“If you read with your kids, they’ll grow up to be readers.”
“Kids whose parents read to them every day have better language skills.”
But it’s also true that with work schedules, childcare, school, and the other realities of daily life, it can be hard. Your family may be too tired or stressed out at night. You may not have the time to read aloud to your child every day. And that’s OK.
There are other ways to make sure your child has the chance to get in reading time. Here are a few ideas for busy families.
1. Go to story time at the library.
Story time is when a librarian, community member, or a visiting author reads a book aloud to a group of kids at the library. Almost all public libraries have free story times.
It’s OK if you’re not the one reading to your child. At story time, kids get to hear fun books. They listen to the different ways people read aloud and see that lots of people are excited about books. They also have the chance to interact with other kids and ask questions. And while they’re being read to, you get time to relax or even work on your own at the library.
2. Use audiobooks (or record yourself).
Some schools and libraries lend audiobook CDs, tapes, or even online files along with the hard copy of the book. Start up the audiobook, and your child can listen while you get other things done.
If you have a smartphone or computer handy, you can even record yourself reading your child’s favorite book. To make the recording more fun, talk about the pictures and tell your child when it’s time to turn the page.
3. Think beyond books.
Books aren’t the only things you can read to or with your child. Think about reading a recipe with your child as you cook a meal. Or read the grocery flyers together as you make your shopping list or clip coupons. It can help your child learn new words and see how reading is part of everyday life.
4. Lean on friends and family.
Grandparents and other loved ones may be flattered if you ask them to read to your child. If they can’t be there in person, call them. You can use a free video call app, like Google Hangouts. Just make sure your child has a hard copy of the book on hand to read along.
Also, check to see if there’s a teacher or staff member at your child’s school who reads aloud via Facebook Live, like this principal does on “Tucked-In Tuesdays.”
5. Find kid reading buddies.
Don’t forget that older cousins, neighborhood kids, and siblings can read to younger kids, too. Many kids like to show off that they can do something littler kids haven’t quite mastered yet. It gives older kids a chance to practice reading aloud and younger kids a chance to hang out with a “bigger buddy" (and look forward to being one when they’re older).

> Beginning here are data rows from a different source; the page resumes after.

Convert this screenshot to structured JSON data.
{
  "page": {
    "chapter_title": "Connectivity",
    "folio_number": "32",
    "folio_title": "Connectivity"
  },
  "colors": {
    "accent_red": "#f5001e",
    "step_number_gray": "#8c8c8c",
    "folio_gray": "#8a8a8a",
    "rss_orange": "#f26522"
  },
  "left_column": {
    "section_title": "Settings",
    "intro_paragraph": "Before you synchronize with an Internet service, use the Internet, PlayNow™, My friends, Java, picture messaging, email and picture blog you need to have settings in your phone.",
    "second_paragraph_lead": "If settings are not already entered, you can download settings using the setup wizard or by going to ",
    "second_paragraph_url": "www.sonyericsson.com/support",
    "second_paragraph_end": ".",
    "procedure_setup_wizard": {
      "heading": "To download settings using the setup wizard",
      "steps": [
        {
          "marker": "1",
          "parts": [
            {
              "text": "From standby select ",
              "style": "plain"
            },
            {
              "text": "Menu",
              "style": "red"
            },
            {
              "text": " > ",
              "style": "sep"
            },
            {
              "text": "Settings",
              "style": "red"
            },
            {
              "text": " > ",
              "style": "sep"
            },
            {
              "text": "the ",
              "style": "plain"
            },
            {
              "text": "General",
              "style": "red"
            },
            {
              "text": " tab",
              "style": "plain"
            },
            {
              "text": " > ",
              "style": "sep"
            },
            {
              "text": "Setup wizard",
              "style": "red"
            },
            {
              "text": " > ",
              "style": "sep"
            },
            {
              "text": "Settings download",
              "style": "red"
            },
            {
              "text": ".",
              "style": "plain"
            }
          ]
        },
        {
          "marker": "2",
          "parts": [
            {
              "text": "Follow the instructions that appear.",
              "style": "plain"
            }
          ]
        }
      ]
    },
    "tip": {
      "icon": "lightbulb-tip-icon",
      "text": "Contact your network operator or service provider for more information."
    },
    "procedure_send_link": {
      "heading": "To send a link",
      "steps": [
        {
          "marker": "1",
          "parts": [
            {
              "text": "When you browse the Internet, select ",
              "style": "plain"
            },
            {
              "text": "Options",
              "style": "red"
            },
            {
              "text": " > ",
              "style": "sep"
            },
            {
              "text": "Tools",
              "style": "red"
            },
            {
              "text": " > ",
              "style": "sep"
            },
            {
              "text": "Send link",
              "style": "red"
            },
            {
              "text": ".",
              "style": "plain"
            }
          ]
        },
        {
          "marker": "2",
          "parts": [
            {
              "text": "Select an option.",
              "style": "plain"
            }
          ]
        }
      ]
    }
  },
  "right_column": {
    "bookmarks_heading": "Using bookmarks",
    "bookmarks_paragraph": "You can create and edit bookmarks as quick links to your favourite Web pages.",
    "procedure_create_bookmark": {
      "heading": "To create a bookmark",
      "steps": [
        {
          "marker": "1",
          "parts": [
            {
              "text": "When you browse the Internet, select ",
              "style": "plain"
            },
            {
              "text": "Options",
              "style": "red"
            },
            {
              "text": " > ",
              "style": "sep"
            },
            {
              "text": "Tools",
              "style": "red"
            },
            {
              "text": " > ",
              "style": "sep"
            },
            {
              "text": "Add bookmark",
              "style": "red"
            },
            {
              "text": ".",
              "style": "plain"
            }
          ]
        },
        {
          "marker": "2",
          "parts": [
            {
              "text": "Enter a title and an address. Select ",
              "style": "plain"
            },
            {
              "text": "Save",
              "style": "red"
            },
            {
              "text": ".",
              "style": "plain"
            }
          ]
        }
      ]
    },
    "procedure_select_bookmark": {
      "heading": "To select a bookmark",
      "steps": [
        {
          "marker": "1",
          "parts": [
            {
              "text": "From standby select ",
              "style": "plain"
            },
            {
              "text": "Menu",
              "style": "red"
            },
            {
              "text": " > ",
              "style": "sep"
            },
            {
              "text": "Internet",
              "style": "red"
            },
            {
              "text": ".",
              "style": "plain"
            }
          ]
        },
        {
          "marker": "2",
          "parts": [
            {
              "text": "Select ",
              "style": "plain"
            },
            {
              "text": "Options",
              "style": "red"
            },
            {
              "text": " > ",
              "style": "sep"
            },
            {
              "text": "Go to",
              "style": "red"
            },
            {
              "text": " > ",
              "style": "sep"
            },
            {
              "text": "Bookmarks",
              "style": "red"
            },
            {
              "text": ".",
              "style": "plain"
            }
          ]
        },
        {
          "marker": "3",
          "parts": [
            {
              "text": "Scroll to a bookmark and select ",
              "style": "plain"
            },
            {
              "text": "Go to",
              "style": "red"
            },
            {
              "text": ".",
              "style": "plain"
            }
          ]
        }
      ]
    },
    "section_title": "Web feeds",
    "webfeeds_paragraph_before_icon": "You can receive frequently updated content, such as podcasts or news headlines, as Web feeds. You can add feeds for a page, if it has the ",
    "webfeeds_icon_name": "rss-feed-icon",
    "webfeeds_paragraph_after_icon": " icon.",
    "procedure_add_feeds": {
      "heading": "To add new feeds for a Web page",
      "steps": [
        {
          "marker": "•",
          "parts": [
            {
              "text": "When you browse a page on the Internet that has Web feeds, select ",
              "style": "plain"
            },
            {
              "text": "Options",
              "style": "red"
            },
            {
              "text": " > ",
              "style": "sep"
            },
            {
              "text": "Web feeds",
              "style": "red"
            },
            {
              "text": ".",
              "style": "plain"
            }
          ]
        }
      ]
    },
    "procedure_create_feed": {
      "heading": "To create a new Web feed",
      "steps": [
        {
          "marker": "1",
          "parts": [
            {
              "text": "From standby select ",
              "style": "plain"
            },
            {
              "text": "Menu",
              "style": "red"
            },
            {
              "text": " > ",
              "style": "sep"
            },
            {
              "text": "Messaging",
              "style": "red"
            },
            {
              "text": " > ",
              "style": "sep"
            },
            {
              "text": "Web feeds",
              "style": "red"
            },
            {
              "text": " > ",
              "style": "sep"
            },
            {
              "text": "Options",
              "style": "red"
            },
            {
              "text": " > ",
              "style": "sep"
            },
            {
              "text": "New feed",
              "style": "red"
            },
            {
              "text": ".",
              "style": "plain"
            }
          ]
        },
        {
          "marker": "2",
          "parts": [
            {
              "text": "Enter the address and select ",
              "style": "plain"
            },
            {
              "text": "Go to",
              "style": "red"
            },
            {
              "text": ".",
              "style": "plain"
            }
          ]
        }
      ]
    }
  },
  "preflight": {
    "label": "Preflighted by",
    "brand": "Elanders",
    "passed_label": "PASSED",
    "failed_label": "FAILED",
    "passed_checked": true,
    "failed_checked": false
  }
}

No other kids around to read to yours? Visit a site like KidsRead2Kids, where kids can watch videos of books read aloud by other kids.
6. Take advantage of in-between times.
Have you ever thought about how much time you spend in waiting rooms for appointments? Or waiting to pick up one child from an activity while you have your other kids with you?
Make it a habit to bring a small book or two in your bag or back pocket. When you have a moment, take it out and read with your child. Or, even better, have your child read to you. If you don’t have a book on hand, read the posters on the walls or tell stories to each other.
Snuggling up with your child to read a book is great, but it’s not always possible. If you’re stressed out about finding the time to read to your child, try one or more of these ideas. Reading to your child doesn’t have to be a stressful experience — it can be a way to connect and have fun. By having different ways to make that happen, you may encourage your child to find other creative ways to read.
About the author
About the author
Amanda Morin is the author of “The Everything Parent’s Guide to Special Education” and the former director of thought leadership at Understood. As an expert and writer, she helped build Understood from its earliest days.
Shivohn N. García, PhD is an experienced educator who leads Understood’s impact and efficacy work, including the implementation of culturally responsive practices.